[Records drawn from a dataset]
- - -

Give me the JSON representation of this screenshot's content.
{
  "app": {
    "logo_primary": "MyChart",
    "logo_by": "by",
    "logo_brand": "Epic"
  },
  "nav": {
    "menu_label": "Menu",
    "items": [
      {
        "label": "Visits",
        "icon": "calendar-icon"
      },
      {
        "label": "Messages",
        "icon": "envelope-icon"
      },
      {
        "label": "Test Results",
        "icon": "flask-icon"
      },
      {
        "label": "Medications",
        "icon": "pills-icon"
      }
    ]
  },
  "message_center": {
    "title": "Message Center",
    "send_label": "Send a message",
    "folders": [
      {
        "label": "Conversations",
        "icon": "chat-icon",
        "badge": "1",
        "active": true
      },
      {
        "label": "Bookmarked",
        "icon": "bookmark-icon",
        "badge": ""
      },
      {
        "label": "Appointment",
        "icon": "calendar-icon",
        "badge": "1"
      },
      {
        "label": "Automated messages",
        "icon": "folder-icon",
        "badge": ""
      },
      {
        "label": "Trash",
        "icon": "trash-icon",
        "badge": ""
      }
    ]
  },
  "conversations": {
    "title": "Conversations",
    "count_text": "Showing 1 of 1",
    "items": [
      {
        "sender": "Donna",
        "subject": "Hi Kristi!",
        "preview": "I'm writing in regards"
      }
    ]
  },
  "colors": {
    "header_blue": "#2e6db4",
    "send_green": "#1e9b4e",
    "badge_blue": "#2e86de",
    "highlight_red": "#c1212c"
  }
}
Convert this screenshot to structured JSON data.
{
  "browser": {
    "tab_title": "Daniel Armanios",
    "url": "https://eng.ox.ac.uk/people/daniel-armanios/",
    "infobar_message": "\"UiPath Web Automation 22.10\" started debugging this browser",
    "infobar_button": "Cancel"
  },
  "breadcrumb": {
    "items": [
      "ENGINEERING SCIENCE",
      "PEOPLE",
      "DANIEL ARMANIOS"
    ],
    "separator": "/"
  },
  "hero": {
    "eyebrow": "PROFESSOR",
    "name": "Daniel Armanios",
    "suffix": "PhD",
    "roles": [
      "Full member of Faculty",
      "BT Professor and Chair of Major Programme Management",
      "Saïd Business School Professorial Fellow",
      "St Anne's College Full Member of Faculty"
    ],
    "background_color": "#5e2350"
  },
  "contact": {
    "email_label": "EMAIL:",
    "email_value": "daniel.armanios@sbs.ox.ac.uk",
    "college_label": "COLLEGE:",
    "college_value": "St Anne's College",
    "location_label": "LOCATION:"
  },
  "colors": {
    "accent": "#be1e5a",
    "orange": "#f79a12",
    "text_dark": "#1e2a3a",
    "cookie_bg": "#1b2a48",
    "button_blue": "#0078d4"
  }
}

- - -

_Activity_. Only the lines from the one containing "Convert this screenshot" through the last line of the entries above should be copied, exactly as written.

_Solved problem_.
Convert this screenshot to structured JSON data.
{
  "browser": {
    "tab_title": "Daniel Armanios",
    "url": "https://eng.ox.ac.uk/people/daniel-armanios/",
    "infobar_message": "\"UiPath Web Automation 22.10\" started debugging this browser",
    "infobar_button": "Cancel"
  },
  "breadcrumb": {
    "items": [
      "ENGINEERING SCIENCE",
      "PEOPLE",
      "DANIEL ARMANIOS"
    ],
    "separator": "/"
  },
  "hero": {
    "eyebrow": "PROFESSOR",
    "name": "Daniel Armanios",
    "suffix": "PhD",
    "roles": [
      "Full member of Faculty",
      "BT Professor and Chair of Major Programme Management",
      "Saïd Business School Professorial Fellow",
      "St Anne's College Full Member of Faculty"
    ],
    "background_color": "#5e2350"
  },
  "contact": {
    "email_label": "EMAIL:",
    "email_value": "daniel.armanios@sbs.ox.ac.uk",
    "college_label": "COLLEGE:",
    "college_value": "St Anne's College",
    "location_label": "LOCATION:"
  },
  "colors": {
    "accent": "#be1e5a",
    "orange": "#f79a12",
    "text_dark": "#1e2a3a",
    "cookie_bg": "#1b2a48",
    "button_blue": "#0078d4"
  }
}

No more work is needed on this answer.